♦ Park in the free car park in the centre of the village.
♦ From the car park, head towards the harbour. You will see massive brick-built hoppers on the harbour-side which were used during the 19th and early 20th centuries for a variety of rock based industrial applications. There is an information board at the base of the hoppers which provides a fascinating insight into their history and the village’s industrial past.
♦ Walk below the hoppers and at the end of their walls you will come to a small house with steps leading upwards next to it. Climb these steps to the top. There are excellent views of the industrial ruin as you ascend.
♦ At the top, go through the stile and follow the path for about 50 meters. You will come to a large area covered in broken masses of shale. This is the main fossil hunting area.
♦ The area of shale stretches right to the cliff edge, so take care!♦ Ref: 51.94788°N, 5.18499°W
FIND FREQUENCY: ♦ – There is a vast quantity of shale to look over, but fossils are very infrequent.

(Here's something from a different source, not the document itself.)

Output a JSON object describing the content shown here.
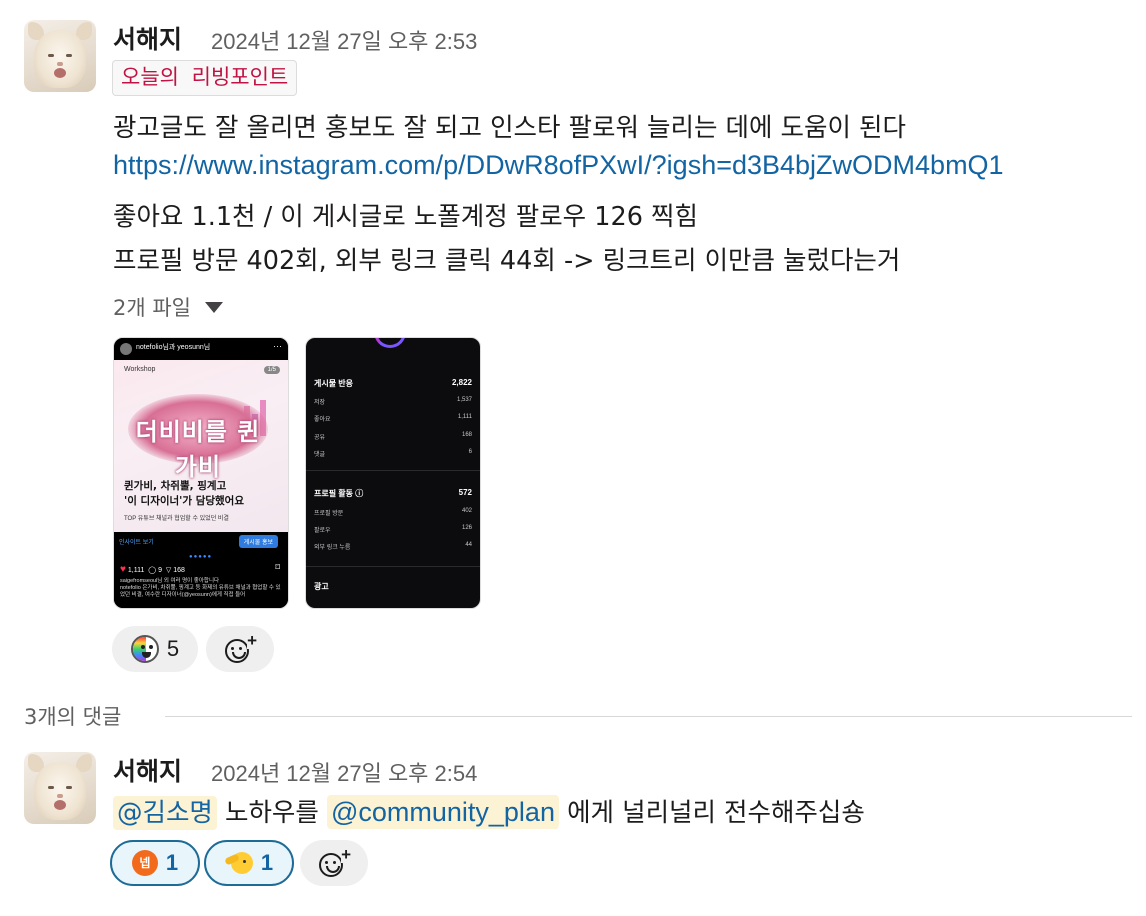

The location is extremely beautiful however and the village has a fascinating history of exploiting the local rocks for road stone, roofing tiles and brick making etc. The most striking legacies of this industry are the huge brick-built hoppers that are situated adjacent to the harbour.
CHILDREN: ♦♦♦♦ – The walk up to the fossil hunting area is short but the steps that must be climbed are steep. The shale dumps stretch right up to the cliff edge, which is unguarded, so it is advised that younger children are restricted to the path.

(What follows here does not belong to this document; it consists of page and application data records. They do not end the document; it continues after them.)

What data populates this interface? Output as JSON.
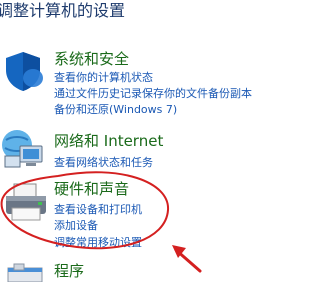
{
  "page_title": "调整计算机的设置",
  "categories": [
    {
      "title": "系统和安全",
      "links": [
        "查看你的计算机状态",
        "通过文件历史记录保存你的文件备份副本",
        "备份和还原(Windows 7)"
      ]
    },
    {
      "title": "网络和 Internet",
      "links": [
        "查看网络状态和任务"
      ]
    },
    {
      "title": "硬件和声音",
      "links": [
        "查看设备和打印机",
        "添加设备",
        "调整常用移动设置"
      ]
    },
    {
      "title": "程序",
      "links": []
    }
  ],
  "colors": {
    "title": "#1e3b6d",
    "category_title": "#1a6a1a",
    "link": "#1a58b4",
    "annotation": "#d42020"
  }
}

ACCESS: ♦♦♦♦ – Free parking can be found in the centre of the village. Local shops and businesses are nearby, as are public conveniences. The walk to the fossil hunting area is short but steep at the steps.

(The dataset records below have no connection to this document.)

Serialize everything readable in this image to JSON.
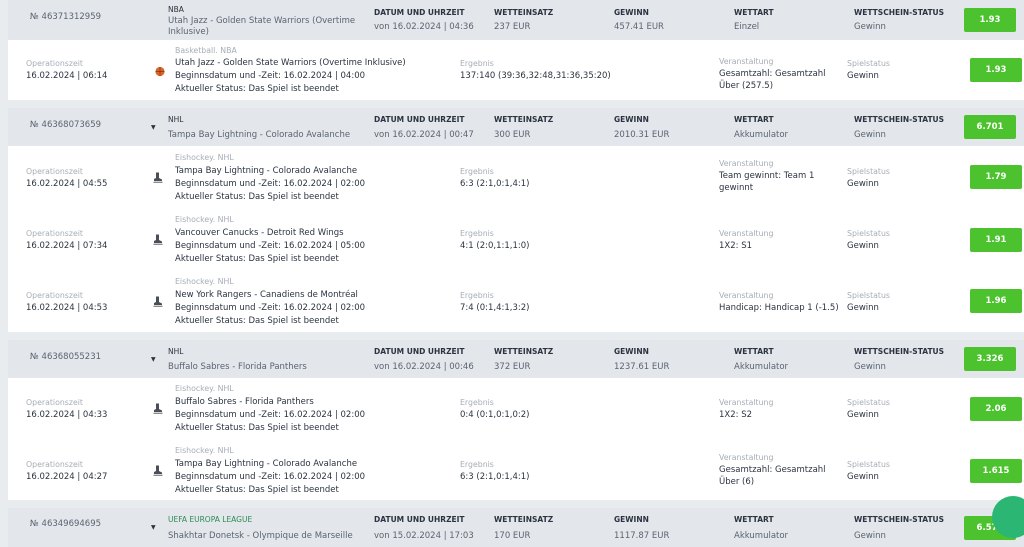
{
  "column_labels": {
    "date": "DATUM UND UHRZEIT",
    "stake": "WETTEINSATZ",
    "win": "GEWINN",
    "type": "WETTART",
    "status": "WETTSCHEIN-STATUS"
  },
  "leg_labels": {
    "op_time": "Operationszeit",
    "result": "Ergebnis",
    "event": "Veranstaltung",
    "game_status": "Spielstatus"
  },
  "colors": {
    "coef_bg": "#4cc22e",
    "header_bg": "#e3e6ea",
    "leg_bg": "#ffffff",
    "league_green": "#2e8b57"
  },
  "bets": [
    {
      "number": "№ 46371312959",
      "league": "NBA",
      "match": "Utah Jazz - Golden State Warriors (Overtime Inklusive)",
      "match_line1": "Utah Jazz - Golden State Warriors (Overtime",
      "match_line2": "Inklusive)",
      "datetime": "von 16.02.2024 | 04:36",
      "stake": "237 EUR",
      "win": "457.41 EUR",
      "type": "Einzel",
      "status": "Gewinn",
      "coef": "1.93",
      "legs": [
        {
          "op_time": "16.02.2024 | 06:14",
          "sport": "Basketball. NBA",
          "sport_icon": "basketball-icon",
          "match": "Utah Jazz - Golden State Warriors (Overtime Inklusive)",
          "start": "Beginnsdatum und -Zeit: 16.02.2024 | 04:00",
          "current": "Aktueller Status: Das Spiel ist beendet",
          "result": "137:140 (39:36,32:48,31:36,35:20)",
          "event": "Gesamtzahl: Gesamtzahl Über (257.5)",
          "game_status": "Gewinn",
          "coef": "1.93"
        }
      ]
    },
    {
      "number": "№ 46368073659",
      "league": "NHL",
      "match": "Tampa Bay Lightning - Colorado Avalanche",
      "datetime": "von 16.02.2024 | 00:47",
      "stake": "300 EUR",
      "win": "2010.31 EUR",
      "type": "Akkumulator",
      "status": "Gewinn",
      "coef": "6.701",
      "legs": [
        {
          "op_time": "16.02.2024 | 04:55",
          "sport": "Eishockey. NHL",
          "sport_icon": "hockey-skate-icon",
          "match": "Tampa Bay Lightning - Colorado Avalanche",
          "start": "Beginnsdatum und -Zeit: 16.02.2024 | 02:00",
          "current": "Aktueller Status: Das Spiel ist beendet",
          "result": "6:3 (2:1,0:1,4:1)",
          "event": "Team gewinnt: Team 1 gewinnt",
          "game_status": "Gewinn",
          "coef": "1.79"
        },
        {
          "op_time": "16.02.2024 | 07:34",
          "sport": "Eishockey. NHL",
          "sport_icon": "hockey-skate-icon",
          "match": "Vancouver Canucks - Detroit Red Wings",
          "start": "Beginnsdatum und -Zeit: 16.02.2024 | 05:00",
          "current": "Aktueller Status: Das Spiel ist beendet",
          "result": "4:1 (2:0,1:1,1:0)",
          "event": "1X2: S1",
          "game_status": "Gewinn",
          "coef": "1.91"
        },
        {
          "op_time": "16.02.2024 | 04:53",
          "sport": "Eishockey. NHL",
          "sport_icon": "hockey-skate-icon",
          "match": "New York Rangers - Canadiens de Montréal",
          "start": "Beginnsdatum und -Zeit: 16.02.2024 | 02:00",
          "current": "Aktueller Status: Das Spiel ist beendet",
          "result": "7:4 (0:1,4:1,3:2)",
          "event": "Handicap: Handicap 1 (-1.5)",
          "game_status": "Gewinn",
          "coef": "1.96"
        }
      ]
    },
    {
      "number": "№ 46368055231",
      "league": "NHL",
      "match": "Buffalo Sabres - Florida Panthers",
      "datetime": "von 16.02.2024 | 00:46",
      "stake": "372 EUR",
      "win": "1237.61 EUR",
      "type": "Akkumulator",
      "status": "Gewinn",
      "coef": "3.326",
      "legs": [
        {
          "op_time": "16.02.2024 | 04:33",
          "sport": "Eishockey. NHL",
          "sport_icon": "hockey-skate-icon",
          "match": "Buffalo Sabres - Florida Panthers",
          "start": "Beginnsdatum und -Zeit: 16.02.2024 | 02:00",
          "current": "Aktueller Status: Das Spiel ist beendet",
          "result": "0:4 (0:1,0:1,0:2)",
          "event": "1X2: S2",
          "game_status": "Gewinn",
          "coef": "2.06"
        },
        {
          "op_time": "16.02.2024 | 04:27",
          "sport": "Eishockey. NHL",
          "sport_icon": "hockey-skate-icon",
          "match": "Tampa Bay Lightning - Colorado Avalanche",
          "start": "Beginnsdatum und -Zeit: 16.02.2024 | 02:00",
          "current": "Aktueller Status: Das Spiel ist beendet",
          "result": "6:3 (2:1,0:1,4:1)",
          "event": "Gesamtzahl: Gesamtzahl Über (6)",
          "game_status": "Gewinn",
          "coef": "1.615"
        }
      ]
    },
    {
      "number": "№ 46349694695",
      "league": "UEFA EUROPA LEAGUE",
      "match": "Shakhtar Donetsk - Olympique de Marseille",
      "datetime": "von 15.02.2024 | 17:03",
      "stake": "170 EUR",
      "win": "1117.87 EUR",
      "type": "Akkumulator",
      "status": "Gewinn",
      "coef": "6.575",
      "legs": []
    }
  ]
}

TYPE: – The piles of shale found at Porthgain are another reminder of the Village’s industrial past. They are quarrying waste from its roof tiling phase which occurred between 1850 and 1910.
If you find any fossils here you can count yourself lucky. The shale at Porthgain is practically barren and an hour of searching may reveal no fossils at all.
Graptolites are much more abundant at Druidston Haven to the south, but Porthgain is such a fascinating and beautiful location that it is recommended none-the-less. There is a huge amount of shale to look through. Look on the surfaces of the bedding planes of the pieces of rock and if you are very lucky you may find a graptolite.
This site is Ordovician in age – Llanvirn and Llandeilo shales.
The biggest danger at Porthgain is the proximity of the shale piles to the edge of the cliff. It can be windy here also, so don’t go too near the edge. Mobile phones may not have a signal at this location. It is therefore especially important that you tell someone where you are going and what time you’ll be returning.
Most fossils can be collected from moving shale around.
Conservation area. Please treat the old buildings with respect.